Data excerpts:
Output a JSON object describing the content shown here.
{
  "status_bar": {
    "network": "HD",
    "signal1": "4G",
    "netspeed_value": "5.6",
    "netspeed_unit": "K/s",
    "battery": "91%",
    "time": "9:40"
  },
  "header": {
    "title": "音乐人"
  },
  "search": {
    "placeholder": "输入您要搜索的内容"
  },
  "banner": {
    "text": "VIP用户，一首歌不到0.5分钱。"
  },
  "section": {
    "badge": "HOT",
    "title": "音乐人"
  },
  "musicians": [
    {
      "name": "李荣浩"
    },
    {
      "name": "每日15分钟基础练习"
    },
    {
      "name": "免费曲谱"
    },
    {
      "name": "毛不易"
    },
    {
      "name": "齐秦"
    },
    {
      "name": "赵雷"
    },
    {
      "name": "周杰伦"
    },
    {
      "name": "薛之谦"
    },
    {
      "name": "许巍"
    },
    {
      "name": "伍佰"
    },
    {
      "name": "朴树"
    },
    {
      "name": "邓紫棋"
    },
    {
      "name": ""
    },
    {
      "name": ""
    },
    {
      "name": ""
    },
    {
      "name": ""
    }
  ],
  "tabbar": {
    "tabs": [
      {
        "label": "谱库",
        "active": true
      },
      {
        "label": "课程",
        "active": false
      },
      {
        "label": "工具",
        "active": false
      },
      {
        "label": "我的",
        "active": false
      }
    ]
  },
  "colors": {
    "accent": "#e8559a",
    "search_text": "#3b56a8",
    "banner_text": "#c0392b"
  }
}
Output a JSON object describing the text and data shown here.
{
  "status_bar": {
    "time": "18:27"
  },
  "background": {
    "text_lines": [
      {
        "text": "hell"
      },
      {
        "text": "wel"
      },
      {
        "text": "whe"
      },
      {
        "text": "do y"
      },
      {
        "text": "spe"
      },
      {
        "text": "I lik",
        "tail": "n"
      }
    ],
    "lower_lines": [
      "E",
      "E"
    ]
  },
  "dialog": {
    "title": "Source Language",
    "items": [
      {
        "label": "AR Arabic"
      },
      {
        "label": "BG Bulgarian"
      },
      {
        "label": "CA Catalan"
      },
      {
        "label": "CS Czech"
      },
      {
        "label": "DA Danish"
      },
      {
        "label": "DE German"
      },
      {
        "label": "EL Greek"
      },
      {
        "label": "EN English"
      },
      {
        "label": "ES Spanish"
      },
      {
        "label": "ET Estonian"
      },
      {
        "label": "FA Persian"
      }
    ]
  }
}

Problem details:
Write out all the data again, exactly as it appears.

Solution to the problem:
Output a JSON object describing the content shown here.
{
  "status_bar": {
    "network": "HD",
    "signal1": "4G",
    "netspeed_value": "5.6",
    "netspeed_unit": "K/s",
    "battery": "91%",
    "time": "9:40"
  },
  "header": {
    "title": "音乐人"
  },
  "search": {
    "placeholder": "输入您要搜索的内容"
  },
  "banner": {
    "text": "VIP用户，一首歌不到0.5分钱。"
  },
  "section": {
    "badge": "HOT",
    "title": "音乐人"
  },
  "musicians": [
    {
      "name": "李荣浩"
    },
    {
      "name": "每日15分钟基础练习"
    },
    {
      "name": "免费曲谱"
    },
    {
      "name": "毛不易"
    },
    {
      "name": "齐秦"
    },
    {
      "name": "赵雷"
    },
    {
      "name": "周杰伦"
    },
    {
      "name": "薛之谦"
    },
    {
      "name": "许巍"
    },
    {
      "name": "伍佰"
    },
    {
      "name": "朴树"
    },
    {
      "name": "邓紫棋"
    },
    {
      "name": ""
    },
    {
      "name": ""
    },
    {
      "name": ""
    },
    {
      "name": ""
    }
  ],
  "tabbar": {
    "tabs": [
      {
        "label": "谱库",
        "active": true
      },
      {
        "label": "课程",
        "active": false
      },
      {
        "label": "工具",
        "active": false
      },
      {
        "label": "我的",
        "active": false
      }
    ]
  },
  "colors": {
    "accent": "#e8559a",
    "search_text": "#3b56a8",
    "banner_text": "#c0392b"
  }
}
Output a JSON object describing the text and data shown here.
{
  "status_bar": {
    "time": "18:27"
  },
  "background": {
    "text_lines": [
      {
        "text": "hell"
      },
      {
        "text": "wel"
      },
      {
        "text": "whe"
      },
      {
        "text": "do y"
      },
      {
        "text": "spe"
      },
      {
        "text": "I lik",
        "tail": "n"
      }
    ],
    "lower_lines": [
      "E",
      "E"
    ]
  },
  "dialog": {
    "title": "Source Language",
    "items": [
      {
        "label": "AR Arabic"
      },
      {
        "label": "BG Bulgarian"
      },
      {
        "label": "CA Catalan"
      },
      {
        "label": "CS Czech"
      },
      {
        "label": "DA Danish"
      },
      {
        "label": "DE German"
      },
      {
        "label": "EL Greek"
      },
      {
        "label": "EN English"
      },
      {
        "label": "ES Spanish"
      },
      {
        "label": "ET Estonian"
      },
      {
        "label": "FA Persian"
      }
    ]
  }
}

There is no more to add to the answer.